Data about app and page elements:
---
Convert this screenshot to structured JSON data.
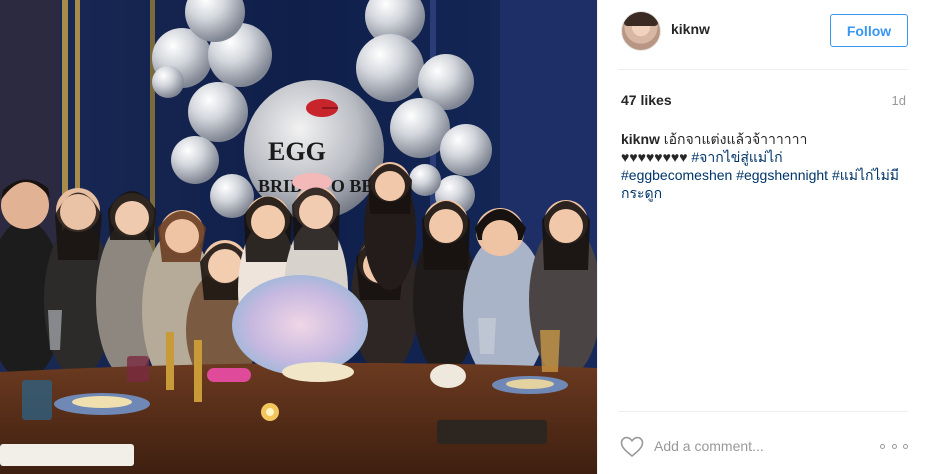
{
  "post": {
    "username": "kiknw",
    "follow_label": "Follow",
    "likes": "47 likes",
    "age": "1d",
    "photo_text": {
      "balloon_line1": "EGG",
      "balloon_line2": "BRIDE TO BE"
    },
    "caption": {
      "user": "kiknw",
      "text": "เอ้กจาแต่งแล้วจ้าาาาาา",
      "hearts": "♥♥♥♥♥♥♥♥",
      "tags": [
        "#จากไข่สู่แม่ไก่",
        "#eggbecomeshen",
        "#eggshennight",
        "#แม่ไก่ไม่มีกระดูก"
      ]
    },
    "comment": {
      "placeholder": "Add a comment..."
    }
  },
  "colors": {
    "accent": "#3897f0",
    "hashtag": "#003569",
    "muted": "#999999",
    "divider": "#efefef"
  },
  "icons": {
    "like": "heart-outline-icon",
    "more": "more-options-icon"
  }
}
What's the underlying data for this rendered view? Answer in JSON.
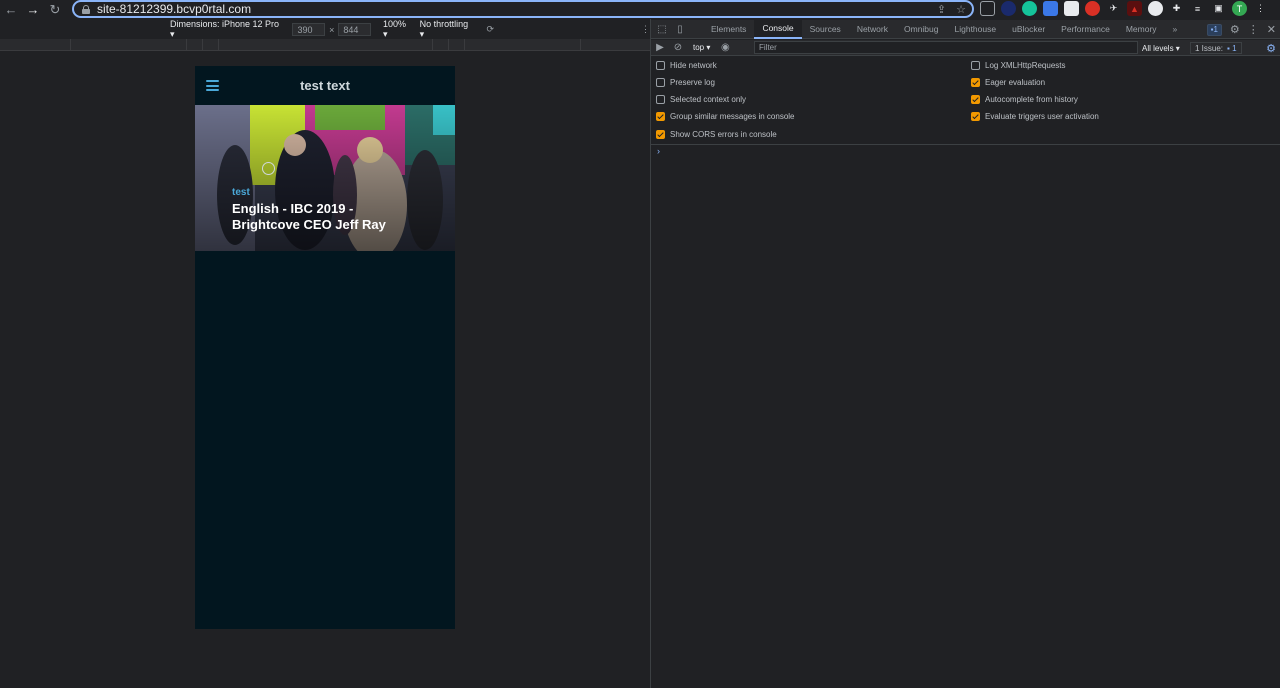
{
  "browser": {
    "url": "site-81212399.bcvp0rtal.com",
    "avatar_letter": "T"
  },
  "device_toolbar": {
    "dimensions_label": "Dimensions: iPhone 12 Pro",
    "width": "390",
    "height": "844",
    "zoom": "100%",
    "throttling": "No throttling"
  },
  "page": {
    "site_title": "test text",
    "hero_category": "test",
    "hero_title": "English - IBC 2019 - Brightcove CEO Jeff Ray"
  },
  "devtools": {
    "tabs": [
      "Elements",
      "Console",
      "Sources",
      "Network",
      "Omnibug",
      "Lighthouse",
      "uBlocker",
      "Performance",
      "Memory"
    ],
    "active_tab": "Console",
    "more_tabs": "»",
    "issues_badge": "1",
    "context": "top",
    "filter_placeholder": "Filter",
    "levels": "All levels",
    "issues_label": "1 Issue:",
    "issues_count": "1",
    "options_left": [
      {
        "label": "Hide network",
        "checked": false
      },
      {
        "label": "Preserve log",
        "checked": false
      },
      {
        "label": "Selected context only",
        "checked": false
      },
      {
        "label": "Group similar messages in console",
        "checked": true
      },
      {
        "label": "Show CORS errors in console",
        "checked": true
      }
    ],
    "options_right": [
      {
        "label": "Log XMLHttpRequests",
        "checked": false
      },
      {
        "label": "Eager evaluation",
        "checked": true
      },
      {
        "label": "Autocomplete from history",
        "checked": true
      },
      {
        "label": "Evaluate triggers user activation",
        "checked": true
      }
    ],
    "prompt": "›"
  },
  "colors": {
    "accent": "#8ab4f8",
    "checkbox_on": "#f29900",
    "page_bg": "#02161f",
    "link_blue": "#4aa8d8"
  }
}
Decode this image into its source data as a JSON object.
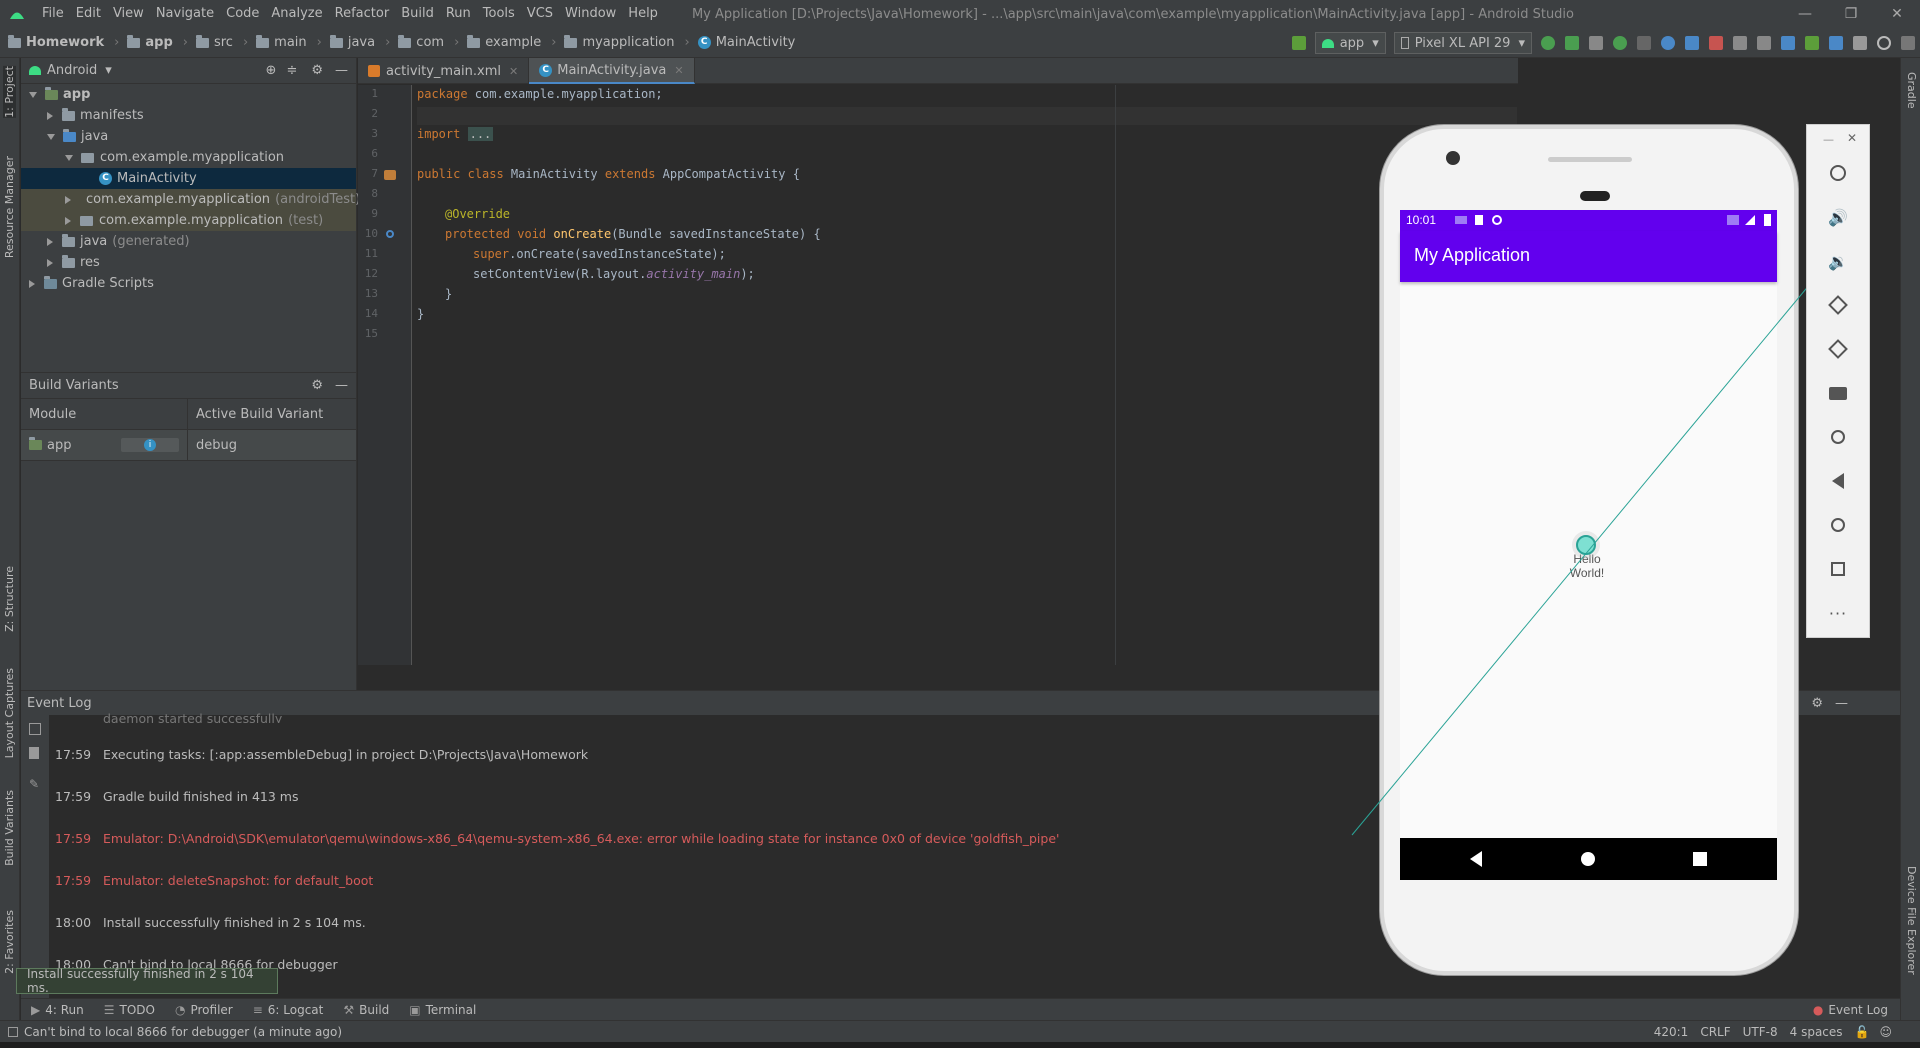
{
  "app": {
    "menus": [
      "File",
      "Edit",
      "View",
      "Navigate",
      "Code",
      "Analyze",
      "Refactor",
      "Build",
      "Run",
      "Tools",
      "VCS",
      "Window",
      "Help"
    ],
    "window_title": "My Application [D:\\Projects\\Java\\Homework] - ...\\app\\src\\main\\java\\com\\example\\myapplication\\MainActivity.java [app] - Android Studio"
  },
  "breadcrumb": [
    "Homework",
    "app",
    "src",
    "main",
    "java",
    "com",
    "example",
    "myapplication",
    "MainActivity"
  ],
  "toolbar": {
    "run_config": "app",
    "device": "Pixel XL API 29"
  },
  "project_panel": {
    "view_mode": "Android",
    "tree": [
      {
        "label": "app",
        "suffix": ""
      },
      {
        "label": "manifests",
        "suffix": ""
      },
      {
        "label": "java",
        "suffix": ""
      },
      {
        "label": "com.example.myapplication",
        "suffix": ""
      },
      {
        "label": "MainActivity",
        "suffix": ""
      },
      {
        "label": "com.example.myapplication",
        "suffix": "(androidTest)"
      },
      {
        "label": "com.example.myapplication",
        "suffix": "(test)"
      },
      {
        "label": "java",
        "suffix": "(generated)"
      },
      {
        "label": "res",
        "suffix": ""
      },
      {
        "label": "Gradle Scripts",
        "suffix": ""
      }
    ]
  },
  "build_variants": {
    "title": "Build Variants",
    "col_module": "Module",
    "col_variant": "Active Build Variant",
    "row_module": "app",
    "row_variant": "debug"
  },
  "editor": {
    "tabs": [
      "activity_main.xml",
      "MainActivity.java"
    ],
    "line_numbers": [
      "1",
      "2",
      "3",
      "6",
      "7",
      "8",
      "9",
      "10",
      "11",
      "12",
      "13",
      "14",
      "15"
    ],
    "code": {
      "l1a": "package",
      "l1b": " com.example.myapplication;",
      "l3a": "import",
      "l3b": "...",
      "l7a": "public class",
      "l7b": " MainActivity ",
      "l7c": "extends",
      "l7d": " AppCompatActivity {",
      "l9": "@Override",
      "l10a": "protected void",
      "l10b": "onCreate",
      "l10c": "(Bundle savedInstanceState) {",
      "l11a": "super",
      "l11b": ".onCreate(savedInstanceState);",
      "l12a": "setContentView(R.layout.",
      "l12b": "activity_main",
      "l12c": ");",
      "l13": "}",
      "l14": "}"
    }
  },
  "event_log": {
    "title": "Event Log",
    "partial_top": "daemon started successfully",
    "entries": [
      {
        "time": "17:59",
        "text": "Executing tasks: [:app:assembleDebug] in project D:\\Projects\\Java\\Homework",
        "level": "info"
      },
      {
        "time": "17:59",
        "text": "Gradle build finished in 413 ms",
        "level": "info"
      },
      {
        "time": "17:59",
        "text": "Emulator: D:\\Android\\SDK\\emulator\\qemu\\windows-x86_64\\qemu-system-x86_64.exe: error while loading state for instance 0x0 of device 'goldfish_pipe'",
        "level": "error"
      },
      {
        "time": "17:59",
        "text": "Emulator: deleteSnapshot: for default_boot",
        "level": "error"
      },
      {
        "time": "18:00",
        "text": "Install successfully finished in 2 s 104 ms.",
        "level": "info"
      },
      {
        "time": "18:00",
        "text": "Can't bind to local 8666 for debugger",
        "level": "info"
      }
    ]
  },
  "balloon": "Install successfully finished in 2 s 104 ms.",
  "bottom_tools": {
    "run": "4: Run",
    "todo": "TODO",
    "profiler": "Profiler",
    "logcat": "6: Logcat",
    "build": "Build",
    "terminal": "Terminal",
    "event_log": "Event Log"
  },
  "status_bar": {
    "message": "Can't bind to local 8666 for debugger (a minute ago)",
    "position": "420:1",
    "line_sep": "CRLF",
    "encoding": "UTF-8",
    "indent": "4 spaces"
  },
  "side_tabs": {
    "left": [
      "1: Project",
      "Resource Manager",
      "Z: Structure",
      "Layout Captures",
      "Build Variants",
      "2: Favorites"
    ],
    "right": [
      "Gradle",
      "Device File Explorer"
    ]
  },
  "emulator": {
    "time": "10:01",
    "app_title": "My Application",
    "body_text": "Hello World!",
    "accent": "#6200ee"
  },
  "colors": {
    "ide_bg": "#2b2b2b",
    "panel_bg": "#3c3f41",
    "error_text": "#d65b5b",
    "selection": "#0d293e"
  }
}
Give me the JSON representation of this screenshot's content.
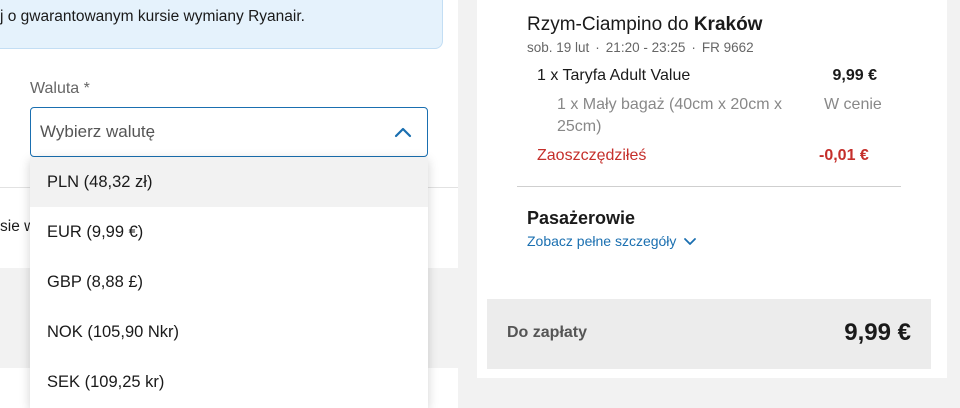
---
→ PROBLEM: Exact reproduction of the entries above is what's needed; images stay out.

→ RESULT OF THIS EXERCISE:
Convert this screenshot to structured JSON data.
{
  "post": {
    "username": "kiknw",
    "follow_label": "Follow",
    "likes": "47 likes",
    "age": "1d",
    "photo_text": {
      "balloon_line1": "EGG",
      "balloon_line2": "BRIDE TO BE"
    },
    "caption": {
      "user": "kiknw",
      "text": "เอ้กจาแต่งแล้วจ้าาาาาา",
      "hearts": "♥♥♥♥♥♥♥♥",
      "tags": [
        "#จากไข่สู่แม่ไก่",
        "#eggbecomeshen",
        "#eggshennight",
        "#แม่ไก่ไม่มีกระดูก"
      ]
    },
    "comment": {
      "placeholder": "Add a comment..."
    }
  },
  "colors": {
    "accent": "#3897f0",
    "hashtag": "#003569",
    "muted": "#999999",
    "divider": "#efefef"
  },
  "icons": {
    "like": "heart-outline-icon",
    "more": "more-options-icon"
  }
}
What's the underlying data for this rendered view? Answer in JSON.
{
  "browser": {
    "url": "site-81212399.bcvp0rtal.com",
    "avatar_letter": "T"
  },
  "device_toolbar": {
    "dimensions_label": "Dimensions: iPhone 12 Pro",
    "width": "390",
    "height": "844",
    "zoom": "100%",
    "throttling": "No throttling"
  },
  "page": {
    "site_title": "test text",
    "hero_category": "test",
    "hero_title": "English - IBC 2019 - Brightcove CEO Jeff Ray"
  },
  "devtools": {
    "tabs": [
      "Elements",
      "Console",
      "Sources",
      "Network",
      "Omnibug",
      "Lighthouse",
      "uBlocker",
      "Performance",
      "Memory"
    ],
    "active_tab": "Console",
    "more_tabs": "»",
    "issues_badge": "1",
    "context": "top",
    "filter_placeholder": "Filter",
    "levels": "All levels",
    "issues_label": "1 Issue:",
    "issues_count": "1",
    "options_left": [
      {
        "label": "Hide network",
        "checked": false
      },
      {
        "label": "Preserve log",
        "checked": false
      },
      {
        "label": "Selected context only",
        "checked": false
      },
      {
        "label": "Group similar messages in console",
        "checked": true
      },
      {
        "label": "Show CORS errors in console",
        "checked": true
      }
    ],
    "options_right": [
      {
        "label": "Log XMLHttpRequests",
        "checked": false
      },
      {
        "label": "Eager evaluation",
        "checked": true
      },
      {
        "label": "Autocomplete from history",
        "checked": true
      },
      {
        "label": "Evaluate triggers user activation",
        "checked": true
      }
    ],
    "prompt": "›"
  },
  "colors": {
    "accent": "#8ab4f8",
    "checkbox_on": "#f29900",
    "page_bg": "#02161f",
    "link_blue": "#4aa8d8"
  }
}
Decode this image into its source data as a JSON object.
{
  "app": {
    "menus": [
      "File",
      "Edit",
      "View",
      "Navigate",
      "Code",
      "Analyze",
      "Refactor",
      "Build",
      "Run",
      "Tools",
      "VCS",
      "Window",
      "Help"
    ],
    "window_title": "My Application [D:\\Projects\\Java\\Homework] - ...\\app\\src\\main\\java\\com\\example\\myapplication\\MainActivity.java [app] - Android Studio"
  },
  "breadcrumb": [
    "Homework",
    "app",
    "src",
    "main",
    "java",
    "com",
    "example",
    "myapplication",
    "MainActivity"
  ],
  "toolbar": {
    "run_config": "app",
    "device": "Pixel XL API 29"
  },
  "project_panel": {
    "view_mode": "Android",
    "tree": [
      {
        "label": "app",
        "suffix": ""
      },
      {
        "label": "manifests",
        "suffix": ""
      },
      {
        "label": "java",
        "suffix": ""
      },
      {
        "label": "com.example.myapplication",
        "suffix": ""
      },
      {
        "label": "MainActivity",
        "suffix": ""
      },
      {
        "label": "com.example.myapplication",
        "suffix": "(androidTest)"
      },
      {
        "label": "com.example.myapplication",
        "suffix": "(test)"
      },
      {
        "label": "java",
        "suffix": "(generated)"
      },
      {
        "label": "res",
        "suffix": ""
      },
      {
        "label": "Gradle Scripts",
        "suffix": ""
      }
    ]
  },
  "build_variants": {
    "title": "Build Variants",
    "col_module": "Module",
    "col_variant": "Active Build Variant",
    "row_module": "app",
    "row_variant": "debug"
  },
  "editor": {
    "tabs": [
      "activity_main.xml",
      "MainActivity.java"
    ],
    "line_numbers": [
      "1",
      "2",
      "3",
      "6",
      "7",
      "8",
      "9",
      "10",
      "11",
      "12",
      "13",
      "14",
      "15"
    ],
    "code": {
      "l1a": "package",
      "l1b": " com.example.myapplication;",
      "l3a": "import",
      "l3b": "...",
      "l7a": "public class",
      "l7b": " MainActivity ",
      "l7c": "extends",
      "l7d": " AppCompatActivity {",
      "l9": "@Override",
      "l10a": "protected void",
      "l10b": "onCreate",
      "l10c": "(Bundle savedInstanceState) {",
      "l11a": "super",
      "l11b": ".onCreate(savedInstanceState);",
      "l12a": "setContentView(R.layout.",
      "l12b": "activity_main",
      "l12c": ");",
      "l13": "}",
      "l14": "}"
    }
  },
  "event_log": {
    "title": "Event Log",
    "partial_top": "daemon started successfully",
    "entries": [
      {
        "time": "17:59",
        "text": "Executing tasks: [:app:assembleDebug] in project D:\\Projects\\Java\\Homework",
        "level": "info"
      },
      {
        "time": "17:59",
        "text": "Gradle build finished in 413 ms",
        "level": "info"
      },
      {
        "time": "17:59",
        "text": "Emulator: D:\\Android\\SDK\\emulator\\qemu\\windows-x86_64\\qemu-system-x86_64.exe: error while loading state for instance 0x0 of device 'goldfish_pipe'",
        "level": "error"
      },
      {
        "time": "17:59",
        "text": "Emulator: deleteSnapshot: for default_boot",
        "level": "error"
      },
      {
        "time": "18:00",
        "text": "Install successfully finished in 2 s 104 ms.",
        "level": "info"
      },
      {
        "time": "18:00",
        "text": "Can't bind to local 8666 for debugger",
        "level": "info"
      }
    ]
  },
  "balloon": "Install successfully finished in 2 s 104 ms.",
  "bottom_tools": {
    "run": "4: Run",
    "todo": "TODO",
    "profiler": "Profiler",
    "logcat": "6: Logcat",
    "build": "Build",
    "terminal": "Terminal",
    "event_log": "Event Log"
  },
  "status_bar": {
    "message": "Can't bind to local 8666 for debugger (a minute ago)",
    "position": "420:1",
    "line_sep": "CRLF",
    "encoding": "UTF-8",
    "indent": "4 spaces"
  },
  "side_tabs": {
    "left": [
      "1: Project",
      "Resource Manager",
      "Z: Structure",
      "Layout Captures",
      "Build Variants",
      "2: Favorites"
    ],
    "right": [
      "Gradle",
      "Device File Explorer"
    ]
  },
  "emulator": {
    "time": "10:01",
    "app_title": "My Application",
    "body_text": "Hello World!",
    "accent": "#6200ee"
  },
  "colors": {
    "ide_bg": "#2b2b2b",
    "panel_bg": "#3c3f41",
    "error_text": "#d65b5b",
    "selection": "#0d293e"
  }
}
Give me the JSON representation of this screenshot's content.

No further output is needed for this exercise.